tuberculosis

Home » tuberculosis

What is tuberculosis? History of diseases

By |2018-04-18T18:18:04+00:00September 7th, 2017|Science, West Asia|

A child with tuberculosis Tuberculosis is a lung disease caused by germs. Today we can usually cure it with antibiotics. But in antiquity there was no cure. Many people died of tuberculosis. One kind of tuberculosis seems to have infected people since the Paleolithic. It came to North America and South America with the first people, about 13,000 BC. This tuberculosis [...]

What is opium? World history of medicine and drugs

By |2017-09-07T09:33:48+00:00September 7th, 2017|Central Asia, Science|

Opium poppy flower Opium comes from a kind of poppy flower. It evolved around 100 million years ago in West Asia and Central Asia. People probably realized as soon as they got to West Asia, about 60,000 years ago, that you could use opium as a medicine. By 6000 BC, in the Stone Age, West Asian farmers were already growing opium in their [...]

The Inuit and Canadian history

By |2017-11-09T18:05:58+00:00August 13th, 2017|History, Native American|

An Inuit village in 1575 AD In 1500 AD, the Inuit weren't doing so well. They had been buying steel and iron weapons from Vikings and East Asian traders. They used their good weapons to hunt whales, and they lived on whale meat and built houses of whalebone. That was still working in Alaska. But in Greenland, the [...]

European science in the 1800s

By |2018-04-16T10:32:30+00:00August 7th, 2017|Modern Europe, Science|

European boys at school in the 1800s In the first half of the 1800s AD, countries in northern Europe like France and Britain forced India, Ghana, Nigeria, Canada, and other countries to give them food. That meant that many people in northern Europe could stop farming and get an education. Families sent more boys to school than girls, so most of the educated people were [...]

Spain loses her colonies – 1800s

By |2018-04-28T17:48:29+00:00August 6th, 2017|History, Modern Europe|

Maria Christina Spain was among the first Western countries to get colonies in the 1500s, and it was among the first to lose its colonies in the 1800s. In 1810, Chile declared independence. Then in 1821, Mexico and Peru became independent too.

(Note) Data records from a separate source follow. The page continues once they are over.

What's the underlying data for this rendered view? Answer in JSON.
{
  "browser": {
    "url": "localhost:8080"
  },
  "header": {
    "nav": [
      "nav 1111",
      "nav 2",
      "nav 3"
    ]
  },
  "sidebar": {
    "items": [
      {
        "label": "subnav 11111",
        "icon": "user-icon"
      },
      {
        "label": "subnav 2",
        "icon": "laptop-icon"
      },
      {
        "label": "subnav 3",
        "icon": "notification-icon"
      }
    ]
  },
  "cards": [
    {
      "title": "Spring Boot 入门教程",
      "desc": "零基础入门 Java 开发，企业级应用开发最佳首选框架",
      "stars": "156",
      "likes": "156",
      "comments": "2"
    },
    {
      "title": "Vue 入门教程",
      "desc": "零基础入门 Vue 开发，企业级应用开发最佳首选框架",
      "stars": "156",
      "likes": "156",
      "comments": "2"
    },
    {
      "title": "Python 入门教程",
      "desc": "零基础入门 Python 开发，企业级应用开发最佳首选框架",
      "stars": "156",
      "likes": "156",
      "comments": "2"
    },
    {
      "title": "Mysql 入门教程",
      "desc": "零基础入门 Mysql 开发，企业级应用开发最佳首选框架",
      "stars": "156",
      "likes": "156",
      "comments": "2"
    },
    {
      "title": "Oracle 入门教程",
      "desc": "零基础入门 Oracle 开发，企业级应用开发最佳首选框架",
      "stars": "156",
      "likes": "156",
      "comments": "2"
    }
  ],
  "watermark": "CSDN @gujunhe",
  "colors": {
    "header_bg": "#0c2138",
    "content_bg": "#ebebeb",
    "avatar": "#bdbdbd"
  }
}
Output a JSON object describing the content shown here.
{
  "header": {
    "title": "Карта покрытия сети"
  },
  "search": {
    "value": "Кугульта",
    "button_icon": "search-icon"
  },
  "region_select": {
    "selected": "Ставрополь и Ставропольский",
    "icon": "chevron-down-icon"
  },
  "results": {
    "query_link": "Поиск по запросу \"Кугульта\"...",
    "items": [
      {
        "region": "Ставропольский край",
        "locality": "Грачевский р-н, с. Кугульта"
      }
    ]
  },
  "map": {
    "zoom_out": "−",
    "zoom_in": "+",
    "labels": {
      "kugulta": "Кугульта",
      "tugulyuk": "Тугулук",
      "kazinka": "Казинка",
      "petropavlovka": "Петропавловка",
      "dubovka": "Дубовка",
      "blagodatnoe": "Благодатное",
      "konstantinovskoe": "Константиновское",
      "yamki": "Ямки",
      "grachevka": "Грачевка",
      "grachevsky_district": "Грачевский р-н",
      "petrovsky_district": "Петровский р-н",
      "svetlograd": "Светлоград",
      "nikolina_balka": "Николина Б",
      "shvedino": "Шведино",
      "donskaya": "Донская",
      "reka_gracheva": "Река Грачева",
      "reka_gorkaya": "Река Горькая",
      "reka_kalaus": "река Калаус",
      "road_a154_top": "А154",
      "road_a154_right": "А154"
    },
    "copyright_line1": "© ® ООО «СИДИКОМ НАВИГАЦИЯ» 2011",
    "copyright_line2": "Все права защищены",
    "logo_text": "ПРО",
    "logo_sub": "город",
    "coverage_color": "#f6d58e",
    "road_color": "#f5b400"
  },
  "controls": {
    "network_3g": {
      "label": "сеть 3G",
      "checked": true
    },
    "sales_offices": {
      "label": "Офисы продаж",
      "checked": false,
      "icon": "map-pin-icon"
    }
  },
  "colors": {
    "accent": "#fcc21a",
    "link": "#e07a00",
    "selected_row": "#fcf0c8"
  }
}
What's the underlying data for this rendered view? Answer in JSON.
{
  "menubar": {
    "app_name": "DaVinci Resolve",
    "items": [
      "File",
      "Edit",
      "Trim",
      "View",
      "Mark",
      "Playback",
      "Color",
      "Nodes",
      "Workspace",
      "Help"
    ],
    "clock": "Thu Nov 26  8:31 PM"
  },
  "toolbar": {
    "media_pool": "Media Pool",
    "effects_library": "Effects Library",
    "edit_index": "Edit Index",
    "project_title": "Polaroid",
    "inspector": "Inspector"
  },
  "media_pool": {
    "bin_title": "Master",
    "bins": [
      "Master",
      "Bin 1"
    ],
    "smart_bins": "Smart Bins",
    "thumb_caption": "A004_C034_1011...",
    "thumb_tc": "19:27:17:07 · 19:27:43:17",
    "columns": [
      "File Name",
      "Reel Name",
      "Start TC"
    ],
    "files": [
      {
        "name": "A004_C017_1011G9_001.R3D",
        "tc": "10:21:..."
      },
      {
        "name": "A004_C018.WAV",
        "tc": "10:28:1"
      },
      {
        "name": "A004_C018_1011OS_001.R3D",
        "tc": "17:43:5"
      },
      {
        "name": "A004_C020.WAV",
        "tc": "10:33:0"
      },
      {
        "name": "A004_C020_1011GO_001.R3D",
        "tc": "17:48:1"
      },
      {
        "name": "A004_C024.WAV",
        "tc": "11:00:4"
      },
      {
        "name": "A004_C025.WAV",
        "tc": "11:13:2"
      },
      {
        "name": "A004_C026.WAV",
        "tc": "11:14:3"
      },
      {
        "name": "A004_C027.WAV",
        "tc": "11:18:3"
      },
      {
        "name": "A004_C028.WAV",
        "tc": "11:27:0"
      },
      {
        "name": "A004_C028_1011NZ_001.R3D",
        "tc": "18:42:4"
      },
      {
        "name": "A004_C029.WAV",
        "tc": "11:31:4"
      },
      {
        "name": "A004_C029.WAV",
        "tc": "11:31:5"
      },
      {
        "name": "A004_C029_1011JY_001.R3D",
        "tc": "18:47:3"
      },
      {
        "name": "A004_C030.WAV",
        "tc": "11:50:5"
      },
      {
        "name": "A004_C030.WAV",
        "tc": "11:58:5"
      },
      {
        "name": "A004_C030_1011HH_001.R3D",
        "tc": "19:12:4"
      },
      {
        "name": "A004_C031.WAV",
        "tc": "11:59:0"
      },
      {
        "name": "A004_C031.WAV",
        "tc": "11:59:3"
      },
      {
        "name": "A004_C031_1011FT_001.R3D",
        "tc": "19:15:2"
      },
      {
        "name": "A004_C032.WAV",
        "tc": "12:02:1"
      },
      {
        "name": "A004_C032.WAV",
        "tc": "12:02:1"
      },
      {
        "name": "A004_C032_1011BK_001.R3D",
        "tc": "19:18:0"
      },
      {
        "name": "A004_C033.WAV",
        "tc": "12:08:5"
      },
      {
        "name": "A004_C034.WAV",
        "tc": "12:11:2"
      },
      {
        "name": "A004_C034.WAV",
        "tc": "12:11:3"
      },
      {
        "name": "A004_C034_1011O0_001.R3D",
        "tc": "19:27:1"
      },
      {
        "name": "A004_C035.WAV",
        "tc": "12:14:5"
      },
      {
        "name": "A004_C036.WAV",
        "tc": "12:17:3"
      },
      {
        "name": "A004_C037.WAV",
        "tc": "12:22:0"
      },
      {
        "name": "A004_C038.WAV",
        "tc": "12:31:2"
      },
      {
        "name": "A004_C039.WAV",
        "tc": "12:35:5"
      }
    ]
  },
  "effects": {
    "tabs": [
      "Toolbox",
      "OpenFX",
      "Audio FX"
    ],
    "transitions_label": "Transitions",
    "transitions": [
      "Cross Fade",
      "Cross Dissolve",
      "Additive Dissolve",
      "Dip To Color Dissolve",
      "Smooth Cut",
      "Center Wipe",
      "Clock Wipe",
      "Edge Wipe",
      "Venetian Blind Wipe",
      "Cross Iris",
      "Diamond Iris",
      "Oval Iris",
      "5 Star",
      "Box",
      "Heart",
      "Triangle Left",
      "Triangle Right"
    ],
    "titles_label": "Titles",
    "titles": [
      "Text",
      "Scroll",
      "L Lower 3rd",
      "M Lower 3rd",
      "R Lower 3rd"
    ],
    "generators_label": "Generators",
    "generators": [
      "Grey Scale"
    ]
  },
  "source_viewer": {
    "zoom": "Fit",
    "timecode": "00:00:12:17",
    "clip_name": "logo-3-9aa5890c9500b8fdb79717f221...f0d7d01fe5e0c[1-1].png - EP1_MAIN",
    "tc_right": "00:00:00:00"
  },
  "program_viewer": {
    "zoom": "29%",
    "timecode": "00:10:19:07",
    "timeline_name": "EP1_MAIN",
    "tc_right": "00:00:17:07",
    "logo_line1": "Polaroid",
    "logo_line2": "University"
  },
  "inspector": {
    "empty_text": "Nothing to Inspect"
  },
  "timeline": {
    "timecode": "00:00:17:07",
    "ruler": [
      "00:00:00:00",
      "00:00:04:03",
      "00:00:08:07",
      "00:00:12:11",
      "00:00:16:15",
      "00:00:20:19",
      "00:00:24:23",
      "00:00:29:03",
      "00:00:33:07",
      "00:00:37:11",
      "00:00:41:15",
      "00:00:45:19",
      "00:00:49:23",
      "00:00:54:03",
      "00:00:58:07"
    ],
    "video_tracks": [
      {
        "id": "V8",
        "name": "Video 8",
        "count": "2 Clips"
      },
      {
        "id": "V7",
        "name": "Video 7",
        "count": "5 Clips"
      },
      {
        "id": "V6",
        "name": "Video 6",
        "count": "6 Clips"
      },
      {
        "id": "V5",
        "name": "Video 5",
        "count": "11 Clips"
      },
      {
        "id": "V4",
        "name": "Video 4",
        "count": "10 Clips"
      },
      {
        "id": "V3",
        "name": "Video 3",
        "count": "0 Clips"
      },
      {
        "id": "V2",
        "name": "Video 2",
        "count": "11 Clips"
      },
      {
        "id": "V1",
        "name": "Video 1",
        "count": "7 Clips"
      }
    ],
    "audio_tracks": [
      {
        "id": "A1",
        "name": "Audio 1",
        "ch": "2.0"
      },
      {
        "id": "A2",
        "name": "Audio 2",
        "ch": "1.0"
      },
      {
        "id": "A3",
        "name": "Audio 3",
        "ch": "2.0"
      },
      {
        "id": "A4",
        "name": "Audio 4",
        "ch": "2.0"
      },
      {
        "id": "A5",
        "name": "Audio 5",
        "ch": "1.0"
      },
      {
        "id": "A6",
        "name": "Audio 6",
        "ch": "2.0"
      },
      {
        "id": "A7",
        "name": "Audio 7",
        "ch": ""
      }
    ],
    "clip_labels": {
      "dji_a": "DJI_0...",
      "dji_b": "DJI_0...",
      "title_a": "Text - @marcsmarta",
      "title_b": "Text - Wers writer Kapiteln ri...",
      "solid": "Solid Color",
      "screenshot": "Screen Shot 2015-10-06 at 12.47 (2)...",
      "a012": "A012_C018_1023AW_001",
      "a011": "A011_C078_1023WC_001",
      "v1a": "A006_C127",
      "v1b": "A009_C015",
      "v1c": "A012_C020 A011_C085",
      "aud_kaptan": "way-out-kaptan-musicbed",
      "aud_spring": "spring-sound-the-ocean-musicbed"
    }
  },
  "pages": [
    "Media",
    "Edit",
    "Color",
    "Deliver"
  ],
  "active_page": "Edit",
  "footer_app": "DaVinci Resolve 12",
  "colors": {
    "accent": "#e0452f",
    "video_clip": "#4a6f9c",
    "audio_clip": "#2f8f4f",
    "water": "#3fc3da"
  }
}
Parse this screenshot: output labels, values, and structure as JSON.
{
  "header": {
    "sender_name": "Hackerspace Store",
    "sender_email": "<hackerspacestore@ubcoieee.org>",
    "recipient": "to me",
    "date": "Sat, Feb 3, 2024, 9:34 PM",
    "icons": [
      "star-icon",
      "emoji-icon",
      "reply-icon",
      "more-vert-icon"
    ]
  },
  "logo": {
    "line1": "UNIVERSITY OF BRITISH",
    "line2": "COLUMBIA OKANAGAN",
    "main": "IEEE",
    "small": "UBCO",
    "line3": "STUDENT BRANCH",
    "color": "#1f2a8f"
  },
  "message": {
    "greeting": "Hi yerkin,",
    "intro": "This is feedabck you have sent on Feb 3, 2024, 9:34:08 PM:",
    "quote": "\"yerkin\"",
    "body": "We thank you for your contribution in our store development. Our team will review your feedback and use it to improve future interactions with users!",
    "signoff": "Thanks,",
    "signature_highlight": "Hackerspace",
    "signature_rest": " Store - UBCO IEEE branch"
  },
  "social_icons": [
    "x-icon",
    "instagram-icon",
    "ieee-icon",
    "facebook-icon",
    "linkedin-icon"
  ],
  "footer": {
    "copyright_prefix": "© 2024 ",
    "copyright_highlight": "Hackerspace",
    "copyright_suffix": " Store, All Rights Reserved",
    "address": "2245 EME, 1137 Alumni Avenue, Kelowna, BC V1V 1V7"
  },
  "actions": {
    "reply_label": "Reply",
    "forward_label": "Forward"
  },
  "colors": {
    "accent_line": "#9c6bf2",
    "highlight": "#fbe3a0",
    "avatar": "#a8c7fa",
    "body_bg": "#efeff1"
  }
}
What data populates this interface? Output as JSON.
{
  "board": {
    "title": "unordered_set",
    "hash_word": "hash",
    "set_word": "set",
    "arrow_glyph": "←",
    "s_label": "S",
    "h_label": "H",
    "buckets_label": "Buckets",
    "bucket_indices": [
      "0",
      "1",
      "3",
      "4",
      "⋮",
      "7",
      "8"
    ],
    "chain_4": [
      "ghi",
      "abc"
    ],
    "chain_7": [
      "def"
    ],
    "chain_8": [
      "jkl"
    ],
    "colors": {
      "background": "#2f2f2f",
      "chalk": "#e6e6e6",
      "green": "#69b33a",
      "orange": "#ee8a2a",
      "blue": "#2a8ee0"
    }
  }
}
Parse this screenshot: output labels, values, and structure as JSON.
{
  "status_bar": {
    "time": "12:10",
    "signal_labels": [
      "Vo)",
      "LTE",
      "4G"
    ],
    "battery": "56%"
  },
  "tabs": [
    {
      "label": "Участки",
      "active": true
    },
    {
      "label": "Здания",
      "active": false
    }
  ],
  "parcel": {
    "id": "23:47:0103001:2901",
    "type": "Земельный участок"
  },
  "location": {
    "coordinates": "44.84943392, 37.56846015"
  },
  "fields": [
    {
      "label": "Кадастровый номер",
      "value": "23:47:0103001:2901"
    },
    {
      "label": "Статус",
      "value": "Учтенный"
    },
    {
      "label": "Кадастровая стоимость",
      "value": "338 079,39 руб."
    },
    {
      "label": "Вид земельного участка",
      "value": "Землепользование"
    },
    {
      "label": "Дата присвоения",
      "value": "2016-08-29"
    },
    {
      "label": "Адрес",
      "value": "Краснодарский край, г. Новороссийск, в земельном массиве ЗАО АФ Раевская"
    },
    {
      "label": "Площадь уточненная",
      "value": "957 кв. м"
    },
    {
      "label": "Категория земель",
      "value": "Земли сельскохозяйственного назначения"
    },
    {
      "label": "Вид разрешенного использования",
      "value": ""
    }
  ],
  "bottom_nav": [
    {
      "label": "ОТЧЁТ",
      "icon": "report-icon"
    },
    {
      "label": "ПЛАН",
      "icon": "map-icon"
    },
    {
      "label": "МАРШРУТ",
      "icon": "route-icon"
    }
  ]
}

At the same time, Spain began to rock back and forth between democracy and [...]

Henry VIII of England – The Tudors

By |2018-04-11T09:31:50+00:00August 5th, 2017|History, Modern Europe|

Henry VIII When Henry VII died in 1509, his son Henry VIII became king of England. He was only 18 years old, but he grabbed his power and ran with it. Like the Ottoman sultans, like Francis I in France, and like Charles Quint in the rest of Europe at the same time, Henry VIII worked to make his country more [...]

Medieval medicine in Europe

By |2018-04-24T08:21:21+00:00August 4th, 2017|History|

Sick children from medieval Europe During the Middle Ages, most people were sick with something for most of their lives. Newborns were often born small because their mothers had not had enough to eat when they were pregnant. Babies caught dysentery and typhoid from drinking water with sewage mixed in it. About a quarter of all babies died before they were [...]

Heian period – Early Medieval Japan

By |2018-04-18T09:53:54+00:00July 27th, 2017|History, Japan|

Godai Kokuzo Bodhisattva (Jingo-ji Temple, Kyoto), ca. 800-900 AD After Empress Koken died in 770 AD, there was a major change in how Japan's government worked. The powerful families got more power, the same way they did in China about this time. Women were shut out of power. The next emperor, Konin, was an old man (62 years [...]

Medieval Islamic medicine – the first hospitals and quarantines

By |2018-04-18T18:18:05+00:00July 27th, 2017|Islam, Science|

Islamic medicine: From an Ottoman manuscript, two doctors telling the pharmacist how to make different medicines Writing medical encyclopedias Doctors made big scientific advances in medicine during the Islamic empire. Islamic doctors began by collecting all the medical observations and logic of the past. They translated the work of Hippocrates and his followers, and Galen, into Arabic. About 750 [...]

Ibn Sina (Avicenna) – Medieval Islamic medicine – Islamic Empire

By |2018-04-24T08:21:22+00:00July 27th, 2017|Islam, Science|

Where Ibn Sina came from: Uzbekistan Ibn Sina and the Samanids in Uzbekistan Ibn Sina (known to Europeans as Avicenna) was a scientist. He was born about 980 AD in the north-eastern part of the Abbasid Empire. That was in the kingdom of the Samanids. (It's modern Uzbekistan.) The Samanids supported science and art, so many scientists and artists [...]